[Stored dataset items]
=== Begin Enclosure ===
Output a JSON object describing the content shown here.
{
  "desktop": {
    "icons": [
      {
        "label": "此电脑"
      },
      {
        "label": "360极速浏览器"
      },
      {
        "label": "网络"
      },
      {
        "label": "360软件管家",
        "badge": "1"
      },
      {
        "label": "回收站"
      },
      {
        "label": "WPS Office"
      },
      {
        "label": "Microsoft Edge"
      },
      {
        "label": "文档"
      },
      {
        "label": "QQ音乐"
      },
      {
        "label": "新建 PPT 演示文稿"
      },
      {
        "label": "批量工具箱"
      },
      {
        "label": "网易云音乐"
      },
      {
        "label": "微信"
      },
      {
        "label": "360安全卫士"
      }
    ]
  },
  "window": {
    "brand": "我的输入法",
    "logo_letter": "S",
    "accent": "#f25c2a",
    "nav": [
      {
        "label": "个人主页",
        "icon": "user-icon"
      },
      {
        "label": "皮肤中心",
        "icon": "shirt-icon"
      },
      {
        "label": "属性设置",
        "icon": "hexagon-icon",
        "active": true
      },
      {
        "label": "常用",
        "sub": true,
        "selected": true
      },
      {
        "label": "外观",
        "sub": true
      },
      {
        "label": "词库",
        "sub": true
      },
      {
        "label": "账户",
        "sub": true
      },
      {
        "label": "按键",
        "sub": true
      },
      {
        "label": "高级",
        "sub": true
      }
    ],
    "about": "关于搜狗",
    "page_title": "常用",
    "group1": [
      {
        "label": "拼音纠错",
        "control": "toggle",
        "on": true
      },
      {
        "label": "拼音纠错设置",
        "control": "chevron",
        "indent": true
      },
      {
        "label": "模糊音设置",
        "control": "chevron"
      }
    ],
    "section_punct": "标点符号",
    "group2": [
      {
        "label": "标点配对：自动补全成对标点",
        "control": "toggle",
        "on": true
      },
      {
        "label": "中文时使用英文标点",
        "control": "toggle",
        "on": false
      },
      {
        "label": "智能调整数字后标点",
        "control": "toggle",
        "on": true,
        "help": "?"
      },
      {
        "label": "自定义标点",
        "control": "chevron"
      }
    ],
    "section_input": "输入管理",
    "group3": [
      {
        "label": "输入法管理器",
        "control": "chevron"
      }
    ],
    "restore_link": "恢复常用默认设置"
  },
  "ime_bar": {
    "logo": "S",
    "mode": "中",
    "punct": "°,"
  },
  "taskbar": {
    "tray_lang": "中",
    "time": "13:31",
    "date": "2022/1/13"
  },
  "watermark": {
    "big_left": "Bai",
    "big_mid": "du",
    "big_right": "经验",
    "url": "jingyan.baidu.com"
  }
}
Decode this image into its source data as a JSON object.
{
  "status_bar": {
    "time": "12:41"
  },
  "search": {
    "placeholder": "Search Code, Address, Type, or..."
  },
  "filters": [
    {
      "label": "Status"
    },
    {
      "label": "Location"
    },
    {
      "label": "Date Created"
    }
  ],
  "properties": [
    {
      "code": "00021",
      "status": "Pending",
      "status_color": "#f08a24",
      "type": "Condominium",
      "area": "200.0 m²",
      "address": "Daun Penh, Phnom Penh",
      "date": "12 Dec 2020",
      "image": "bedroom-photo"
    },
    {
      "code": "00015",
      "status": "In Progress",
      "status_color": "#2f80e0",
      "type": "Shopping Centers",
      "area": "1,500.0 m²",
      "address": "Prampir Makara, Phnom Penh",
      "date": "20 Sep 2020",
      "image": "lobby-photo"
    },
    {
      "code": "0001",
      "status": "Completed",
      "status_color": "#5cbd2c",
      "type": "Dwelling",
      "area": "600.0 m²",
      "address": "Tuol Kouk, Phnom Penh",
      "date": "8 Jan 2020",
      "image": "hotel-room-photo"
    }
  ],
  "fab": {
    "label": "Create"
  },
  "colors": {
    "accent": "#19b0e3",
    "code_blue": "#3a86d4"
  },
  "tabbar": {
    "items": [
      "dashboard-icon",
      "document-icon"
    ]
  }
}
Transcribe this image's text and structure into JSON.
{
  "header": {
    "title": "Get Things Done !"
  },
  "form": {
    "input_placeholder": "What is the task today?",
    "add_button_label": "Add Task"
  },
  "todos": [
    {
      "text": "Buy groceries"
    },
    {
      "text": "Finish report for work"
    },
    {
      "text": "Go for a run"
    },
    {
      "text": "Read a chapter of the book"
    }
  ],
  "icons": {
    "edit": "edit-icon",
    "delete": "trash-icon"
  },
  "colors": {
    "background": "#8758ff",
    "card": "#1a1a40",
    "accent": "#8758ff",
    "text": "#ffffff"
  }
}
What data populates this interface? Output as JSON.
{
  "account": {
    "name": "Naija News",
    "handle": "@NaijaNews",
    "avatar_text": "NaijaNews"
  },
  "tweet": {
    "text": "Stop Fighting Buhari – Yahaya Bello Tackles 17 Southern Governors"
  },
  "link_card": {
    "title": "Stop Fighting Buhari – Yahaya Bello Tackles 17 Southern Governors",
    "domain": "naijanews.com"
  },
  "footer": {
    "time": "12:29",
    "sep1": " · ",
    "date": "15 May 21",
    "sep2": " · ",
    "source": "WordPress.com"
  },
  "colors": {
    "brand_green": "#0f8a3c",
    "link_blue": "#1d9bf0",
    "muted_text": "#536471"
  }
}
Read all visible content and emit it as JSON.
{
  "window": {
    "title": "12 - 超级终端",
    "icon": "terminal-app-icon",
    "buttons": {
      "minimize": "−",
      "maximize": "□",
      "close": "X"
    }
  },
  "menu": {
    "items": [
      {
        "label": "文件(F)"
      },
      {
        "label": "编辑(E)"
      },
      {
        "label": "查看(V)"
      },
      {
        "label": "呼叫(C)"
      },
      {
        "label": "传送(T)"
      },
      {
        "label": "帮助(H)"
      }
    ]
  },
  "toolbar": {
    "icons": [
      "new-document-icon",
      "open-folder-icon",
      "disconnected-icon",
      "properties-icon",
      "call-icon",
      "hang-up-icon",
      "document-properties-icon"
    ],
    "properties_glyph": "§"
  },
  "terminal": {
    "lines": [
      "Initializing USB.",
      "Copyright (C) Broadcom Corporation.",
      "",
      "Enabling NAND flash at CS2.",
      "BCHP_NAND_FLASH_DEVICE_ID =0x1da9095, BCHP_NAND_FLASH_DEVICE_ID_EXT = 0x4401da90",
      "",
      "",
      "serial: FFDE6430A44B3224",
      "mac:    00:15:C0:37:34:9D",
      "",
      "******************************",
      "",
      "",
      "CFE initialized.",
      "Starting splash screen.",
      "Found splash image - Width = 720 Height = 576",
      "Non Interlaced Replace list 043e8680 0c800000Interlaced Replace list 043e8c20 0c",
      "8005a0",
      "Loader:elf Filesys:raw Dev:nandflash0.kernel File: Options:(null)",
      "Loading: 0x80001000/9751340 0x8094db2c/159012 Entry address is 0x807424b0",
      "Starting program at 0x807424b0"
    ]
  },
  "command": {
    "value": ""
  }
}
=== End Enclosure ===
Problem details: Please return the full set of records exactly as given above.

Response to the exercise:
Output a JSON object describing the content shown here.
{
  "desktop": {
    "icons": [
      {
        "label": "此电脑"
      },
      {
        "label": "360极速浏览器"
      },
      {
        "label": "网络"
      },
      {
        "label": "360软件管家",
        "badge": "1"
      },
      {
        "label": "回收站"
      },
      {
        "label": "WPS Office"
      },
      {
        "label": "Microsoft Edge"
      },
      {
        "label": "文档"
      },
      {
        "label": "QQ音乐"
      },
      {
        "label": "新建 PPT 演示文稿"
      },
      {
        "label": "批量工具箱"
      },
      {
        "label": "网易云音乐"
      },
      {
        "label": "微信"
      },
      {
        "label": "360安全卫士"
      }
    ]
  },
  "window": {
    "brand": "我的输入法",
    "logo_letter": "S",
    "accent": "#f25c2a",
    "nav": [
      {
        "label": "个人主页",
        "icon": "user-icon"
      },
      {
        "label": "皮肤中心",
        "icon": "shirt-icon"
      },
      {
        "label": "属性设置",
        "icon": "hexagon-icon",
        "active": true
      },
      {
        "label": "常用",
        "sub": true,
        "selected": true
      },
      {
        "label": "外观",
        "sub": true
      },
      {
        "label": "词库",
        "sub": true
      },
      {
        "label": "账户",
        "sub": true
      },
      {
        "label": "按键",
        "sub": true
      },
      {
        "label": "高级",
        "sub": true
      }
    ],
    "about": "关于搜狗",
    "page_title": "常用",
    "group1": [
      {
        "label": "拼音纠错",
        "control": "toggle",
        "on": true
      },
      {
        "label": "拼音纠错设置",
        "control": "chevron",
        "indent": true
      },
      {
        "label": "模糊音设置",
        "control": "chevron"
      }
    ],
    "section_punct": "标点符号",
    "group2": [
      {
        "label": "标点配对：自动补全成对标点",
        "control": "toggle",
        "on": true
      },
      {
        "label": "中文时使用英文标点",
        "control": "toggle",
        "on": false
      },
      {
        "label": "智能调整数字后标点",
        "control": "toggle",
        "on": true,
        "help": "?"
      },
      {
        "label": "自定义标点",
        "control": "chevron"
      }
    ],
    "section_input": "输入管理",
    "group3": [
      {
        "label": "输入法管理器",
        "control": "chevron"
      }
    ],
    "restore_link": "恢复常用默认设置"
  },
  "ime_bar": {
    "logo": "S",
    "mode": "中",
    "punct": "°,"
  },
  "taskbar": {
    "tray_lang": "中",
    "time": "13:31",
    "date": "2022/1/13"
  },
  "watermark": {
    "big_left": "Bai",
    "big_mid": "du",
    "big_right": "经验",
    "url": "jingyan.baidu.com"
  }
}
Decode this image into its source data as a JSON object.
{
  "status_bar": {
    "time": "12:41"
  },
  "search": {
    "placeholder": "Search Code, Address, Type, or..."
  },
  "filters": [
    {
      "label": "Status"
    },
    {
      "label": "Location"
    },
    {
      "label": "Date Created"
    }
  ],
  "properties": [
    {
      "code": "00021",
      "status": "Pending",
      "status_color": "#f08a24",
      "type": "Condominium",
      "area": "200.0 m²",
      "address": "Daun Penh, Phnom Penh",
      "date": "12 Dec 2020",
      "image": "bedroom-photo"
    },
    {
      "code": "00015",
      "status": "In Progress",
      "status_color": "#2f80e0",
      "type": "Shopping Centers",
      "area": "1,500.0 m²",
      "address": "Prampir Makara, Phnom Penh",
      "date": "20 Sep 2020",
      "image": "lobby-photo"
    },
    {
      "code": "0001",
      "status": "Completed",
      "status_color": "#5cbd2c",
      "type": "Dwelling",
      "area": "600.0 m²",
      "address": "Tuol Kouk, Phnom Penh",
      "date": "8 Jan 2020",
      "image": "hotel-room-photo"
    }
  ],
  "fab": {
    "label": "Create"
  },
  "colors": {
    "accent": "#19b0e3",
    "code_blue": "#3a86d4"
  },
  "tabbar": {
    "items": [
      "dashboard-icon",
      "document-icon"
    ]
  }
}
Transcribe this image's text and structure into JSON.
{
  "header": {
    "title": "Get Things Done !"
  },
  "form": {
    "input_placeholder": "What is the task today?",
    "add_button_label": "Add Task"
  },
  "todos": [
    {
      "text": "Buy groceries"
    },
    {
      "text": "Finish report for work"
    },
    {
      "text": "Go for a run"
    },
    {
      "text": "Read a chapter of the book"
    }
  ],
  "icons": {
    "edit": "edit-icon",
    "delete": "trash-icon"
  },
  "colors": {
    "background": "#8758ff",
    "card": "#1a1a40",
    "accent": "#8758ff",
    "text": "#ffffff"
  }
}
What data populates this interface? Output as JSON.
{
  "account": {
    "name": "Naija News",
    "handle": "@NaijaNews",
    "avatar_text": "NaijaNews"
  },
  "tweet": {
    "text": "Stop Fighting Buhari – Yahaya Bello Tackles 17 Southern Governors"
  },
  "link_card": {
    "title": "Stop Fighting Buhari – Yahaya Bello Tackles 17 Southern Governors",
    "domain": "naijanews.com"
  },
  "footer": {
    "time": "12:29",
    "sep1": " · ",
    "date": "15 May 21",
    "sep2": " · ",
    "source": "WordPress.com"
  },
  "colors": {
    "brand_green": "#0f8a3c",
    "link_blue": "#1d9bf0",
    "muted_text": "#536471"
  }
}
Read all visible content and emit it as JSON.
{
  "window": {
    "title": "12 - 超级终端",
    "icon": "terminal-app-icon",
    "buttons": {
      "minimize": "−",
      "maximize": "□",
      "close": "X"
    }
  },
  "menu": {
    "items": [
      {
        "label": "文件(F)"
      },
      {
        "label": "编辑(E)"
      },
      {
        "label": "查看(V)"
      },
      {
        "label": "呼叫(C)"
      },
      {
        "label": "传送(T)"
      },
      {
        "label": "帮助(H)"
      }
    ]
  },
  "toolbar": {
    "icons": [
      "new-document-icon",
      "open-folder-icon",
      "disconnected-icon",
      "properties-icon",
      "call-icon",
      "hang-up-icon",
      "document-properties-icon"
    ],
    "properties_glyph": "§"
  },
  "terminal": {
    "lines": [
      "Initializing USB.",
      "Copyright (C) Broadcom Corporation.",
      "",
      "Enabling NAND flash at CS2.",
      "BCHP_NAND_FLASH_DEVICE_ID =0x1da9095, BCHP_NAND_FLASH_DEVICE_ID_EXT = 0x4401da90",
      "",
      "",
      "serial: FFDE6430A44B3224",
      "mac:    00:15:C0:37:34:9D",
      "",
      "******************************",
      "",
      "",
      "CFE initialized.",
      "Starting splash screen.",
      "Found splash image - Width = 720 Height = 576",
      "Non Interlaced Replace list 043e8680 0c800000Interlaced Replace list 043e8c20 0c",
      "8005a0",
      "Loader:elf Filesys:raw Dev:nandflash0.kernel File: Options:(null)",
      "Loading: 0x80001000/9751340 0x8094db2c/159012 Entry address is 0x807424b0",
      "Starting program at 0x807424b0"
    ]
  },
  "command": {
    "value": ""
  }
}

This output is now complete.